#### [Work instructions]
The answer must be every line of the data that holds the word "this".
Excerpted records below:
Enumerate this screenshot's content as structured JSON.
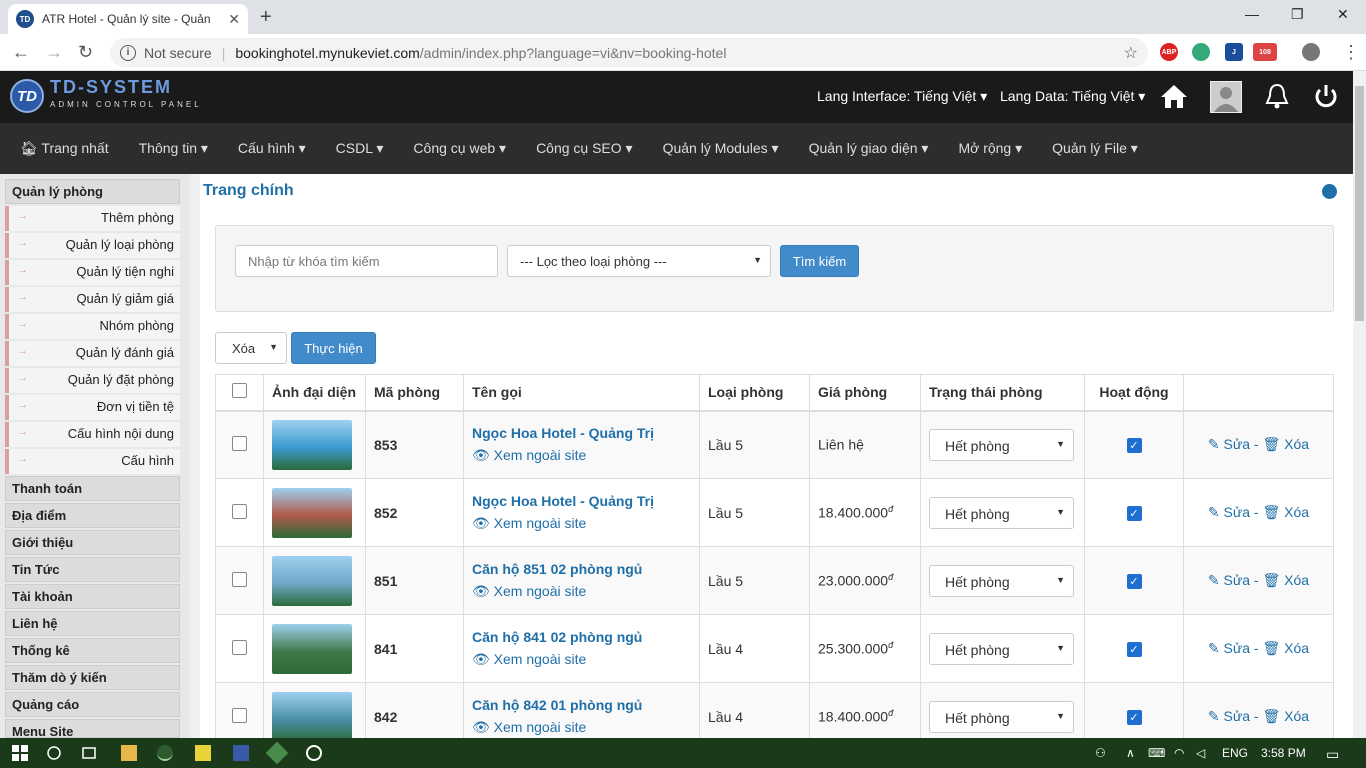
{
  "browser": {
    "tab_title": "ATR Hotel - Quản lý site - Quản lý",
    "favicon_text": "TD",
    "not_secure": "Not secure",
    "url_host": "bookinghotel.mynukeviet.com",
    "url_path": "/admin/index.php?language=vi&nv=booking-hotel",
    "mail_badge": "108"
  },
  "header": {
    "logo_title": "TD-SYSTEM",
    "logo_sub": "ADMIN CONTROL PANEL",
    "lang_interface": "Lang Interface: Tiếng Việt",
    "lang_data": "Lang Data: Tiếng Việt"
  },
  "menu": [
    "Trang nhất",
    "Thông tin",
    "Cấu hình",
    "CSDL",
    "Công cụ web",
    "Công cụ SEO",
    "Quản lý Modules",
    "Quản lý giao diện",
    "Mở rộng",
    "Quản lý File"
  ],
  "sidebar": {
    "group_title": "Quản lý phòng",
    "sub_items": [
      "Thêm phòng",
      "Quản lý loại phòng",
      "Quản lý tiện nghi",
      "Quản lý giảm giá",
      "Nhóm phòng",
      "Quản lý đánh giá",
      "Quản lý đặt phòng",
      "Đơn vị tiền tệ",
      "Cấu hình nội dung",
      "Cấu hình"
    ],
    "groups": [
      "Thanh toán",
      "Địa điểm",
      "Giới thiệu",
      "Tin Tức",
      "Tài khoản",
      "Liên hệ",
      "Thống kê",
      "Thăm dò ý kiến",
      "Quảng cáo",
      "Menu Site"
    ]
  },
  "main": {
    "title": "Trang chính",
    "search_placeholder": "Nhập từ khóa tìm kiếm",
    "filter_select": "--- Lọc theo loại phòng ---",
    "search_button": "Tìm kiếm",
    "bulk_select": "Xóa",
    "bulk_button": "Thực hiện"
  },
  "table": {
    "headers": [
      "Ảnh đại diện",
      "Mã phòng",
      "Tên gọi",
      "Loại phòng",
      "Giá phòng",
      "Trạng thái phòng",
      "Hoạt động"
    ],
    "view_label": "Xem ngoài site",
    "edit_label": "Sửa",
    "delete_label": "Xóa",
    "dash": "-",
    "rows": [
      {
        "code": "853",
        "name": "Ngọc Hoa Hotel - Quảng Trị",
        "type": "Lầu 5",
        "price": "Liên hệ",
        "currency": "",
        "status": "Hết phòng",
        "active": true,
        "img_color": "#3a9bd0"
      },
      {
        "code": "852",
        "name": "Ngọc Hoa Hotel - Quảng Trị",
        "type": "Lầu 5",
        "price": "18.400.000",
        "currency": "đ",
        "status": "Hết phòng",
        "active": true,
        "img_color": "#b05a4a"
      },
      {
        "code": "851",
        "name": "Căn hộ 851 02 phòng ngủ",
        "type": "Lầu 5",
        "price": "23.000.000",
        "currency": "đ",
        "status": "Hết phòng",
        "active": true,
        "img_color": "#6fa8c8"
      },
      {
        "code": "841",
        "name": "Căn hộ 841 02 phòng ngủ",
        "type": "Lầu 4",
        "price": "25.300.000",
        "currency": "đ",
        "status": "Hết phòng",
        "active": true,
        "img_color": "#3f7a4a"
      },
      {
        "code": "842",
        "name": "Căn hộ 842 01 phòng ngủ",
        "type": "Lầu 4",
        "price": "18.400.000",
        "currency": "đ",
        "status": "Hết phòng",
        "active": true,
        "img_color": "#4a8fa8"
      }
    ]
  },
  "taskbar": {
    "lang": "ENG",
    "time": "3:58 PM"
  }
}
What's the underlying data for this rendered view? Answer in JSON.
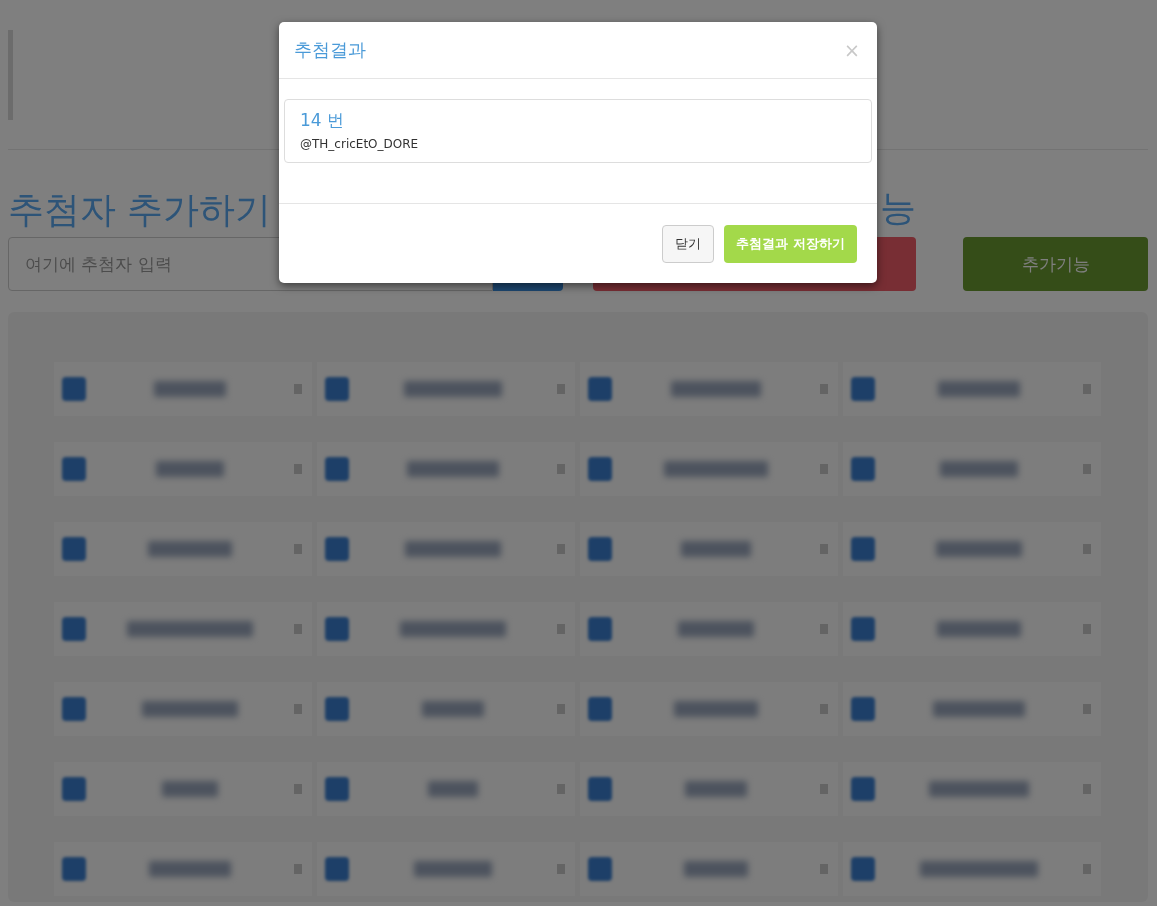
{
  "page": {
    "heading": "추첨자 추가하기",
    "heading_2": "능",
    "input": {
      "placeholder": "여기에 추첨자 입력"
    },
    "extra_button": "추가기능",
    "entries": [
      {
        "redacted": true
      },
      {
        "redacted": true
      },
      {
        "redacted": true
      },
      {
        "redacted": true
      },
      {
        "redacted": true
      },
      {
        "redacted": true
      },
      {
        "redacted": true
      },
      {
        "redacted": true
      },
      {
        "redacted": true
      },
      {
        "redacted": true
      },
      {
        "redacted": true
      },
      {
        "redacted": true
      },
      {
        "redacted": true
      },
      {
        "redacted": true
      },
      {
        "redacted": true
      },
      {
        "redacted": true
      },
      {
        "redacted": true
      },
      {
        "redacted": true
      },
      {
        "redacted": true
      },
      {
        "redacted": true
      },
      {
        "redacted": true
      },
      {
        "redacted": true
      },
      {
        "redacted": true
      },
      {
        "redacted": true
      },
      {
        "redacted": true
      },
      {
        "redacted": true
      },
      {
        "redacted": true
      },
      {
        "redacted": true
      }
    ]
  },
  "modal": {
    "title": "추첨결과",
    "close": "×",
    "result": {
      "number": "14 번",
      "handle": "@TH_cricEtO_DORE"
    },
    "buttons": [
      {
        "label": "닫기",
        "kind": "default"
      },
      {
        "label": "추첨결과 저장하기",
        "kind": "primary"
      }
    ]
  }
}
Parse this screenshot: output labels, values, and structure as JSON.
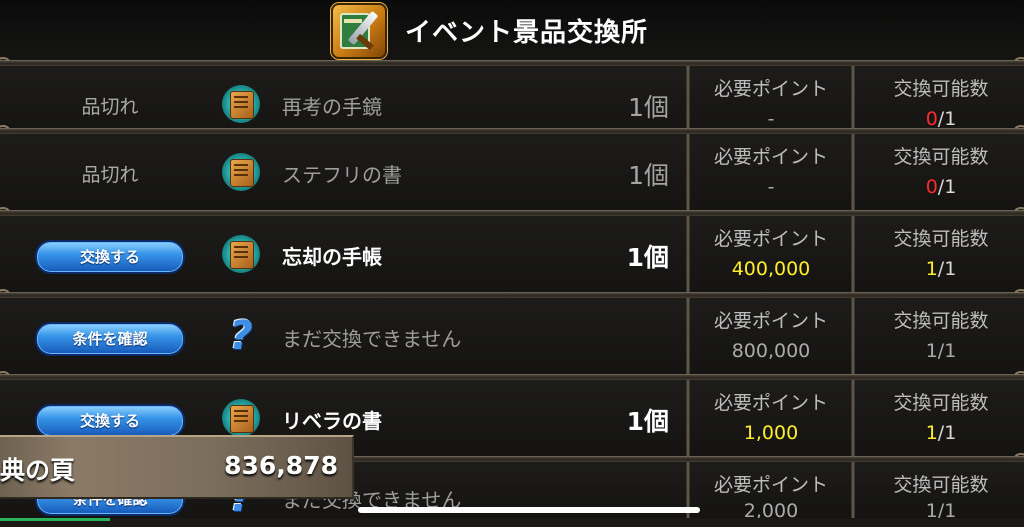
{
  "header": {
    "title": "イベント景品交換所",
    "icon": "event-shop-icon"
  },
  "labels": {
    "points_label": "必要ポイント",
    "limit_label": "交換可能数"
  },
  "rows": [
    {
      "status": "品切れ",
      "icon": "book-icon",
      "name": "再考の手鏡",
      "qty": "1個",
      "points": "-",
      "limit_current": "0",
      "limit_total": "/1"
    },
    {
      "status": "品切れ",
      "icon": "book-icon",
      "name": "ステフリの書",
      "qty": "1個",
      "points": "-",
      "limit_current": "0",
      "limit_total": "/1"
    },
    {
      "button": "交換する",
      "icon": "book-icon",
      "name": "忘却の手帳",
      "qty": "1個",
      "points": "400,000",
      "limit_current": "1",
      "limit_total": "/1"
    },
    {
      "button": "条件を確認",
      "icon": "question-icon",
      "name": "まだ交換できません",
      "qty": "",
      "points": "800,000",
      "limit_current": "1",
      "limit_total": "/1"
    },
    {
      "button": "交換する",
      "icon": "book-icon",
      "name": "リベラの書",
      "qty": "1個",
      "points": "1,000",
      "limit_current": "1",
      "limit_total": "/1"
    },
    {
      "button": "条件を確認",
      "icon": "question-icon",
      "name": "まだ交換できません",
      "qty": "",
      "points": "2,000",
      "limit_current": "1",
      "limit_total": "/1"
    }
  ],
  "points_panel": {
    "label": "典の頁",
    "value": "836,878"
  },
  "colors": {
    "accent_yellow": "#ffee2a",
    "sold_out_red": "#ff2a2a",
    "button_blue": "#3795e8"
  }
}
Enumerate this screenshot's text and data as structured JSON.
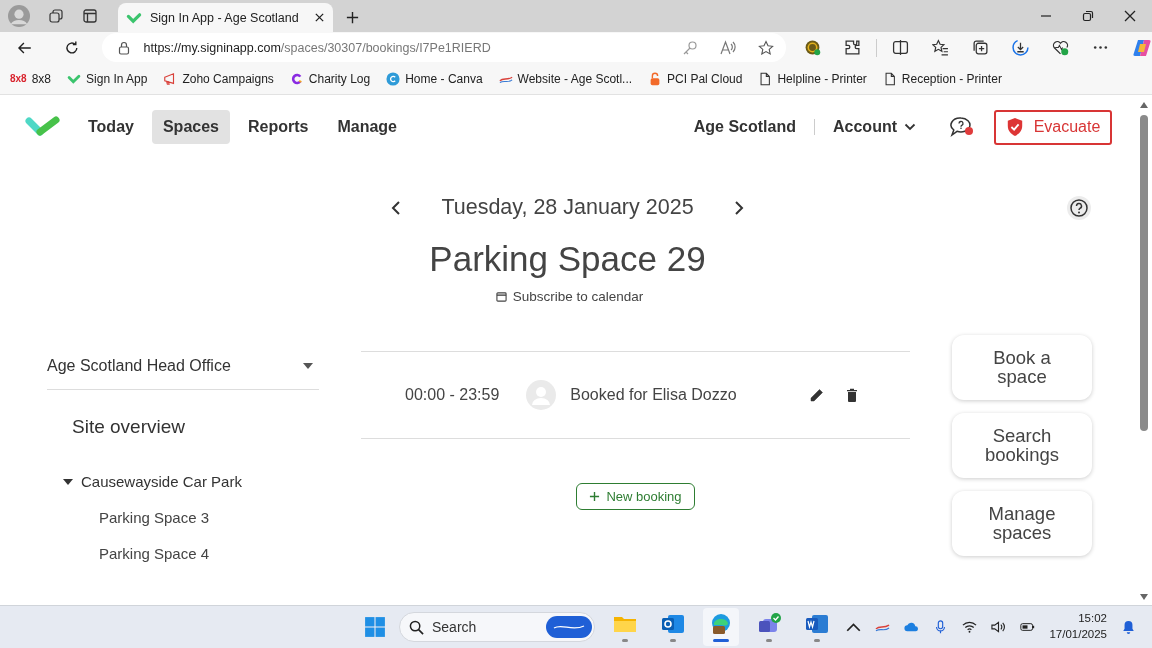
{
  "browser": {
    "tab": {
      "title": "Sign In App - Age Scotland",
      "selected": true
    },
    "url": {
      "host": "https://my.signinapp.com",
      "path": "/spaces/30307/bookings/I7Pe1RIERD"
    },
    "bookmarks": [
      {
        "kind": "logo-text",
        "logo": "8x8",
        "label": "8x8"
      },
      {
        "kind": "check",
        "label": "Sign In App"
      },
      {
        "kind": "megaphone",
        "label": "Zoho Campaigns"
      },
      {
        "kind": "c-logo",
        "label": "Charity Log"
      },
      {
        "kind": "canva",
        "label": "Home - Canva"
      },
      {
        "kind": "swoosh",
        "label": "Website - Age Scotl..."
      },
      {
        "kind": "lock",
        "label": "PCI Pal Cloud"
      },
      {
        "kind": "page",
        "label": "Helpline - Printer"
      },
      {
        "kind": "page",
        "label": "Reception - Printer"
      }
    ]
  },
  "nav": {
    "items": [
      {
        "label": "Today",
        "selected": false
      },
      {
        "label": "Spaces",
        "selected": true
      },
      {
        "label": "Reports",
        "selected": false
      },
      {
        "label": "Manage",
        "selected": false
      }
    ],
    "organisation": "Age Scotland",
    "account": "Account",
    "evacuate": "Evacuate",
    "notification": true
  },
  "header": {
    "date": "Tuesday, 28 January 2025",
    "title": "Parking Space 29",
    "subscribe": "Subscribe to calendar"
  },
  "sidebar": {
    "site": "Age Scotland Head Office",
    "heading": "Site overview",
    "tree": [
      {
        "label": "Causewayside Car Park",
        "expanded": true,
        "children": [
          {
            "label": "Parking Space 3"
          },
          {
            "label": "Parking Space 4"
          }
        ]
      }
    ]
  },
  "bookings": [
    {
      "time": "00:00 - 23:59",
      "label": "Booked for Elisa Dozzo"
    }
  ],
  "new_booking": "New booking",
  "actions": [
    "Book a space",
    "Search bookings",
    "Manage spaces"
  ],
  "taskbar": {
    "search": {
      "placeholder": "Search"
    },
    "apps": [
      {
        "kind": "folder",
        "selected": false
      },
      {
        "kind": "outlook",
        "selected": false
      },
      {
        "kind": "edge",
        "selected": true
      },
      {
        "kind": "teams",
        "selected": false
      },
      {
        "kind": "word",
        "selected": false
      }
    ],
    "time": "15:02",
    "date": "17/01/2025"
  }
}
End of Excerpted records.
#### [Finished task]
Enumerate this screenshot's content as structured JSON.
What's the underlying data for this rendered view? Answer in JSON.
Parse this screenshot: output labels, values, and structure as JSON.
Enumerate this screenshot's text and data as structured JSON.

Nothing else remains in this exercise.